The F1 stars and their entourage are in Japan this weekend (11th – 13th of October) for the sixteenth race of the season’s calendar: The F1 Japanese GP 2019. Weather permitting, the race is due to take place at the Suzuka circuit, just as it has since 1983, a classic venue and one of the driver’s favourite layouts. Its unique figure-of-eight shape puts racers’ skills and cars’ performance to the test like no other circuit.
The weather, another of Suzuka’s usual features, is this weekend playing a greater role than ever with Saturday’s qualifying session cancelled due to the heavy wind and rain brought about by category 5 typhoon Habiguis.
The track is currently on total lockdown so as to protect the infrastructure and equipment for tomorrow’s race, which, in principle, is going ahead. If Saturday’s qualifying sessions cannot be rescheduled for Sunday then Valtteri Bottas will take the pole as the fastest driver on Friday’s practice.
Mercedes after the constructors’ title
Despite the adverse weather conditions, Mercedes remains optimistic. Their unexpected 1-2 in Russia, where they broke Ferrari’s three-consecutive winning streak (Belgium, Italy, Singapor), means they could seal the constructors’ title here in Japan.
In order to do so, they will need to add on 14 points more than La Scuderia. In principle, the absolute reign that they have exerted in Japan since the beginning of the hybrid era (2014 – 2018), positions them as the clear favourites, particularly so if the developments introduced in the 10W have the desired effect.
Their rivals from Maranello will, of course, try and delay Mercedes’ coronation. Ferrari arrives at F1 Japanese GP 2019 with Sebastián Vettel’s controversial performance in Sochi still fresh in everyone’s mind.

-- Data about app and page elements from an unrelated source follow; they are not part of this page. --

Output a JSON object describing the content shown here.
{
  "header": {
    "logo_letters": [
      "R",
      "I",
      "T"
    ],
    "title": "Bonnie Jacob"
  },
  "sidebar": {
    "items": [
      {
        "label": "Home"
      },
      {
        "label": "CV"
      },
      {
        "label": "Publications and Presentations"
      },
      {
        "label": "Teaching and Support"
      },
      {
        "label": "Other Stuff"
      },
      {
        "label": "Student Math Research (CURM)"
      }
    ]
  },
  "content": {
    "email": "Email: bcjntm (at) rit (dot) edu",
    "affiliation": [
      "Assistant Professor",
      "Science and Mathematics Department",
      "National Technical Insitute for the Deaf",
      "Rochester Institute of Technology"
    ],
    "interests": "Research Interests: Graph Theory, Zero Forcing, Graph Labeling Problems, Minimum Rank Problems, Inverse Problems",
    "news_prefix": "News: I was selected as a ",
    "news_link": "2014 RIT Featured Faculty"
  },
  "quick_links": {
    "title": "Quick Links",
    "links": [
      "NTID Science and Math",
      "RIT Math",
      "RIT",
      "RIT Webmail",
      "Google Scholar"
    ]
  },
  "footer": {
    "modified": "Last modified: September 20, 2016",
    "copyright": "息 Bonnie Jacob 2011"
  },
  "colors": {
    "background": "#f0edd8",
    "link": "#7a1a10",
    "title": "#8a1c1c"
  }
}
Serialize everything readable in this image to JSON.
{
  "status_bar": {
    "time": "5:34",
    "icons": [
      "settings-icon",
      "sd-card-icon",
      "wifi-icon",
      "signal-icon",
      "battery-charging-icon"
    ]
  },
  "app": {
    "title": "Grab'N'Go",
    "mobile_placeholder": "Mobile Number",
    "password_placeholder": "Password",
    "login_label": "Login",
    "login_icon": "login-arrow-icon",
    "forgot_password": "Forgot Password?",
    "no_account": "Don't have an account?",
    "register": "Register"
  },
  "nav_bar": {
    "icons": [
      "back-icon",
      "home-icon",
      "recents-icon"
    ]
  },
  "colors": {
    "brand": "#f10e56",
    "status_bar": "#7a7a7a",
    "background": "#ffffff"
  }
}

In Russia, the German champion ignored team orders to the detriment of teammate Charles Lecler; actions which have resulted in an understandable tension between the two. Undoubtedly, a victory will help clear the air at the Italian garage.
Numbers, however, are not on the side of the reds with their last victory in Suzuka dating back to 2004 with Michael Schumacher. They do, however, have reasons to be hopeful. The sheer power of the SF90, essential for the circuit’s long straights, coupled with the obvious performance improvement of the Red Missiles, have brought them up in level with the Silver Arrows.
Red Bull and Honda at their other home race
Both the German and Italian teams, however, shouldn’t get too comfortable and will be wise to keep a close eye on Red Bull at F1 Japanese GP 2019. The team from Milton Keynes faces in Japan what it is effectively its other home race.
This is a very special appointment for their engine provider, Honda, which dreams of harvesting a good result at home. Both the horsepower of the RB15 as well as its aerodynamics will be the great allies of the team of the energy drinks.
On top of that, they count with Max Verstappen‘s special magic at a track where the driver skill is critical. That combination of factors could lift Red Bull to the podium.
As for the middle of the grid, currently led by McLaren, we are in for a merciless battle between Renault, Racing Point and perhaps Toro Rosso, the other team on the grid also featuring Honda engines. Even Alfa Romeo Sauber, with their disappointing performance of the last few races, and the always unpredictable Haas, could join the party at F1 Japanese GP 2019.
Japanese F1 GP facts
- First edition: 1976. Winner: Mario Andretti (Lotus).
- Editions: 34. Circuits: Suzuka (30) and Fuji (4).
- Most wins: Michael Schumacher (6) and Lewis Hamilton (5).
- Most poles: Michael Schumacher (6) and Lewis Hamilton (4).
- Most wins by team: McLaren (9) and Ferrari (7).
- Most poles by team: Ferrari (9) and McLaren (6).
- Due to Suzuka’s figure-of-eight shape, the race follows both a clockwise and anticlockwise pattern.
- Track length: 5.807 meters.
- Bends: 18 (10 right-handed and 8 left-handed).
- Laps: 53.
- Race distance: 307,471 km.
- Maximum and minimum altitude: 94,4m – 54m.
- Tire stress: Maximum (5).
- Adherence: High (4).
- Aerodynamic load: Medium (3).
- Tarmac abrasion: Medium(3).
- Accelerator is fully pressed 70% of the time.
- Breaks are fully pressed 10% of the time.
- The track possesses 9 breaking zones and one DRS zone.
- Average pit-stop: 21 seconds.
- Tire range: Hard, C1; Medium, C2; Soft, C3.
- Fastest in race lap: 1:31.540 – Kimi Raikkonen – McLaren - (2005).
- Fastest pole: 1:27.319 – Lewis Hamilton – Mercedes - (2017).
- Maximum registered speed: 330,7 km – Lewis Hamilton – Mercedes - (2018).
Images of F1 Japanese GP 2019: Mercedes AMG PETRONAS F1.